Looking back, I came to know about Cisco Community a long time ago when I was studying hard for a CCIE certification. With very few resources or someone to ask questions at that time, a guy who also aimed for the same qualification recommended me to visit Cisco Community, then I found it through online search. Back then, only English community was available at first, I never expected that the Japanese community would be launched later. I joined in 2007 and used to ask a lot of questions regarding CCIE.
Since the Japanese community was established in 2010, English community was the only option for you in 2007. Any special stories in those days you could share?
Well, the exam is conducted in English, I understood that English was part of it to study. Back then, it was rare for someone in such a local company (Hokuriku Computer Service: Toyama Prefecture, Japan) to be interested in the CCIE certification, and I didn’t know anyone else around me who would try to do it. As it was thought to be unrealistic, it may have been a bold challenge. I saw myself as just an amateur, so I worked hard to build a network and tried to change the environment with my passion and vitality. Today, I guess you can access plenty of quality contents on YouTube, but during my time, that wasn't available. I was always looking for any information no matter how little it might be, to find useful blogs, meetups, and corporate seminars that people who wanted to become CCIE would be interested in.
Sounds that you were very active in various fields. Did you get the support or resources you expected from the English community at the time?

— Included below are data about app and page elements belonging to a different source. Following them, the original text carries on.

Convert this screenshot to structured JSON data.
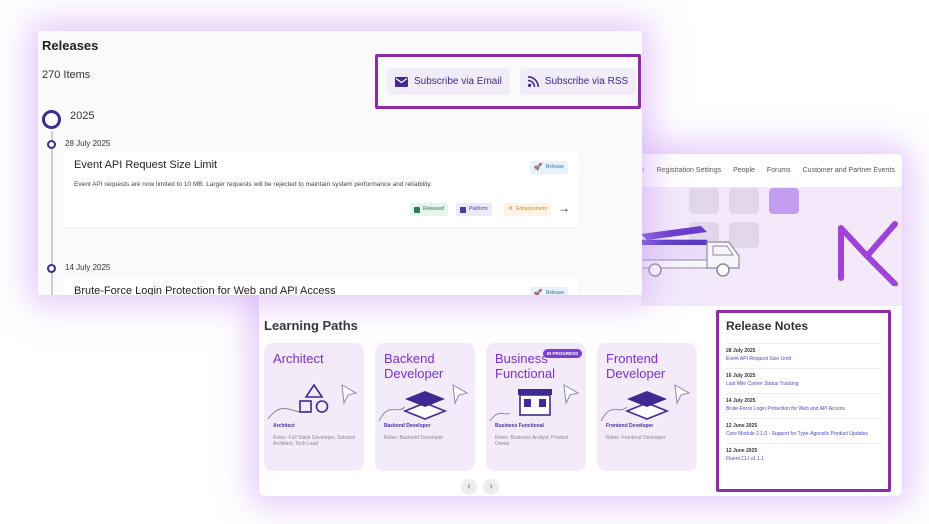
{
  "releases": {
    "title": "Releases",
    "count": "270 Items",
    "subscribe_email": "Subscribe via Email",
    "subscribe_rss": "Subscribe via RSS",
    "year": "2025",
    "entries": [
      {
        "date": "28 July 2025",
        "title": "Event API Request Size Limit",
        "description": "Event API requests are now limited to 10 MB. Larger requests will be rejected to maintain system performance and reliability.",
        "release_tag": "Release",
        "status_tag": "Released",
        "area_tag": "Platform",
        "type_tag": "Enhancement"
      },
      {
        "date": "14 July 2025",
        "title": "Brute-Force Login Protection for Web and API Access",
        "release_tag": "Release"
      }
    ]
  },
  "portal": {
    "nav": [
      "Registration Settings",
      "People",
      "Forums",
      "Customer and Partner Events"
    ],
    "learning_paths_title": "Learning Paths",
    "paths": [
      {
        "name": "Architect",
        "role": "Architect",
        "roles": "Roles: Full Stack Developer, Solution Architect, Tech Lead"
      },
      {
        "name": "Backend Developer",
        "role": "Backend Developer",
        "roles": "Roles: Backend Developer"
      },
      {
        "name": "Business Functional",
        "role": "Business Functional",
        "roles": "Roles: Business Analyst, Product Owner",
        "badge": "IN PROGRESS"
      },
      {
        "name": "Frontend Developer",
        "role": "Frontend Developer",
        "roles": "Roles: Frontend Developer"
      }
    ],
    "release_notes_title": "Release Notes",
    "release_notes": [
      {
        "date": "28 July 2025",
        "title": "Event API Request Size Limit"
      },
      {
        "date": "16 July 2025",
        "title": "Last Mile Carrier Status Tracking"
      },
      {
        "date": "14 July 2025",
        "title": "Brute-Force Login Protection for Web and API Access"
      },
      {
        "date": "12 June 2025",
        "title": "Core Module 2.1.0 - Support for Type-Agnostic Product Updates"
      },
      {
        "date": "12 June 2025",
        "title": "Fluent CLI v1.1.1"
      }
    ]
  },
  "colors": {
    "accent": "#8e2ca3",
    "brand_purple": "#3e2a92",
    "link": "#4848c8"
  }
}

Actually, not much unfortunately. So, I was thrilled when I received an answer to my question from an expert. Even so, I never gave up and kept on posting, and I would always thank the contributors when I received a response.
You are very generous contributing to the Japanese community today. What was the trigger to do? And how did you acquire that knowledge?

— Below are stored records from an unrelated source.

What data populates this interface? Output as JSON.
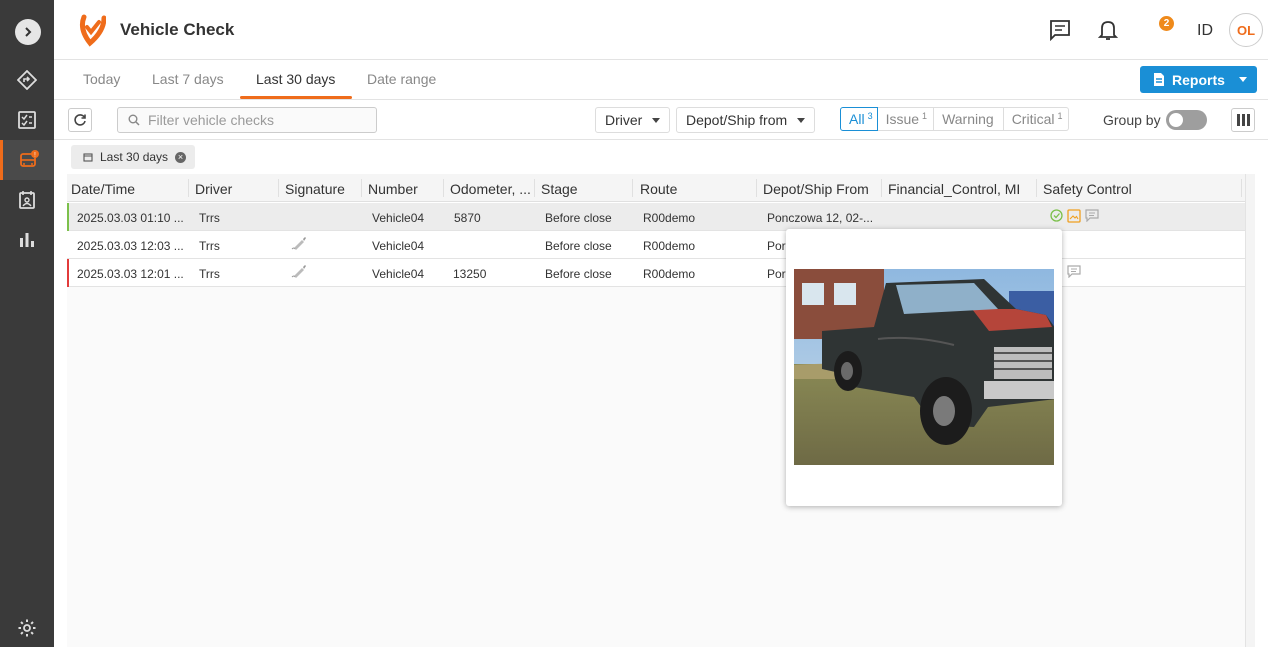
{
  "app": {
    "title": "Vehicle Check",
    "brand_color": "#ef6c1b",
    "accent_color": "#1a8fd6"
  },
  "header": {
    "notification_count": "2",
    "language": "ID",
    "user_initials": "OL"
  },
  "period_tabs": [
    {
      "label": "Today",
      "active": false
    },
    {
      "label": "Last 7 days",
      "active": false
    },
    {
      "label": "Last 30 days",
      "active": true
    },
    {
      "label": "Date range",
      "active": false
    }
  ],
  "reports_button": {
    "label": "Reports"
  },
  "toolbar": {
    "search_placeholder": "Filter vehicle checks",
    "driver_filter": "Driver",
    "depot_filter": "Depot/Ship from",
    "severity": [
      {
        "label": "All",
        "count": "3",
        "selected": true
      },
      {
        "label": "Issue",
        "count": "1",
        "selected": false
      },
      {
        "label": "Warning",
        "count": "",
        "selected": false
      },
      {
        "label": "Critical",
        "count": "1",
        "selected": false
      }
    ],
    "group_by_label": "Group by",
    "group_by_enabled": false
  },
  "active_filter_chip": "Last 30 days",
  "table": {
    "columns": [
      "Date/Time",
      "Driver",
      "Signature",
      "Number",
      "Odometer, ...",
      "Stage",
      "Route",
      "Depot/Ship From",
      "Financial_Control, MI",
      "Safety Control"
    ],
    "rows": [
      {
        "datetime": "2025.03.03 01:10 ...",
        "driver": "Trrs",
        "signature": false,
        "number": "Vehicle04",
        "odometer": "5870",
        "stage": "Before close",
        "route": "R00demo",
        "depot": "Ponczowa 12, 02-...",
        "financial": "",
        "status_color": "#7cc04b",
        "selected": true
      },
      {
        "datetime": "2025.03.03 12:03 ...",
        "driver": "Trrs",
        "signature": true,
        "number": "Vehicle04",
        "odometer": "",
        "stage": "Before close",
        "route": "R00demo",
        "depot": "Por",
        "financial": "",
        "status_color": "",
        "selected": false
      },
      {
        "datetime": "2025.03.03 12:01 ...",
        "driver": "Trrs",
        "signature": true,
        "number": "Vehicle04",
        "odometer": "13250",
        "stage": "Before close",
        "route": "R00demo",
        "depot": "Por",
        "financial": "",
        "status_color": "#e23b3b",
        "selected": false
      }
    ]
  },
  "icons": {
    "sidebar": [
      "chevron-right-icon",
      "route-icon",
      "checklist-icon",
      "vehicle-check-icon",
      "calendar-person-icon",
      "bar-chart-icon",
      "settings-icon"
    ],
    "header": [
      "chat-icon",
      "bell-icon"
    ]
  }
}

As I remember how grateful it is when I got a sound advice/answer, so I'd think it's because I wanted to give back to someone. All my knowledge and experiences are backed by my day-to-day assignment. After I got my CCIE in 2010, I became to be engaged in more Cisco-related work, so I'd say that I have more opportunities to speed up my Cisco knowledge acquisition.

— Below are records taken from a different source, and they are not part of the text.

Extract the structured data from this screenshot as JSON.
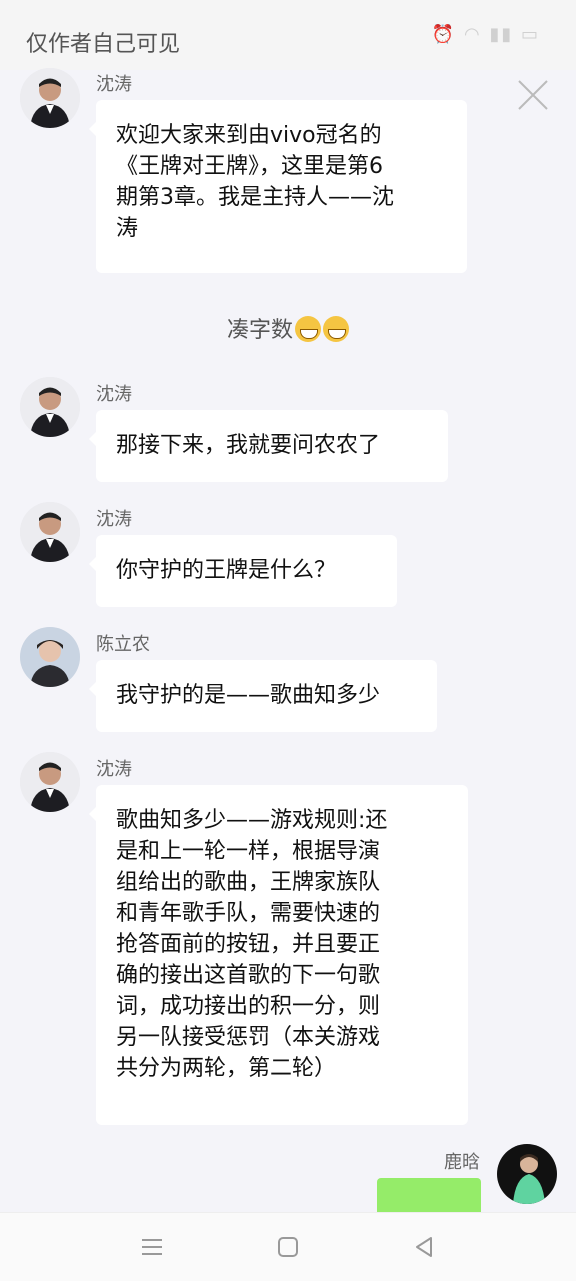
{
  "status_bar": {
    "title": "仅作者自己可见",
    "icons": [
      "alarm-icon",
      "bluetooth-icon",
      "wifi-icon",
      "hd-icon",
      "signal-icon",
      "signal-icon",
      "battery-icon"
    ]
  },
  "messages": [
    {
      "sender": "沈涛",
      "text": "欢迎大家来到由vivo冠名的\n《王牌对王牌》，这里是第6\n期第3章。我是主持人——沈\n涛"
    },
    {
      "sender": "沈涛",
      "text": "那接下来，我就要问农农了"
    },
    {
      "sender": "沈涛",
      "text": "你守护的王牌是什么？"
    },
    {
      "sender": "陈立农",
      "text": "我守护的是——歌曲知多少"
    },
    {
      "sender": "沈涛",
      "text": "歌曲知多少——游戏规则:还\n是和上一轮一样，根据导演\n组给出的歌曲，王牌家族队\n和青年歌手队，需要快速的\n抢答面前的按钮，并且要正\n确的接出这首歌的下一句歌\n词，成功接出的积一分，则\n另一队接受惩罚（本关游戏\n共分为两轮，第二轮）"
    },
    {
      "sender": "鹿晗",
      "text": ""
    }
  ],
  "system_message": "凑字数",
  "colors": {
    "background": "#f4f4f9",
    "bubble": "#ffffff",
    "self_bubble": "#95ec69"
  }
}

How do you find the time to create contents?
In my spare time at work, I browse the Community portal and check the latest posts and try to answer them if I find it possible. The average time spent and frequency - about 1 hour per week for that (depending on the workload). Of course, I also post questions sometimes, so I would be happy if you find me and reply back to me as well.
Are your employer and colleagues supportive of your participation on Community?
People around me may not know much about my contribution in the Community. Sometimes, when I found a good content on the Community while I was doing a Google search, I would share it with my peers, and some of them say they find it helpful. I heard the same comment time to time, here and there. Well, and sometimes I recommend my team and colleagues to post when I find interesting campaigns as I hope that would be a good trigger for them to enjoy contributing.
You've won the Spotlight Award multiple times in the past. This is the last question for today, do you have any advice to fellow members to make the community even better?And one last sharing please!
You can see that there is a lot of useful contents posted here by Cisco experts, including webinars. I know many of you may be just learning or consuming contents without posting. You may feel "shy" or "it's too much trouble," at first, but if you take the plunge and post something, you would be surprised that you will find quite a few people who sympathize with you and respond to your questions. Let me share something else to keep in mind is to be as specific as possible when asking a question, so others have a better understanding of the issues to provide resolution faster. If you get an answer from someone, you should click "Like/Helpful" and say thank you to show your appreciation. Of course, I feel good when I get a response, and I'm sure you will too. It is a peer-to-peer supporting community, I believe you'd understand what I'm talking about. I hope to continue to share more useful information with everyone. Let's do our best together!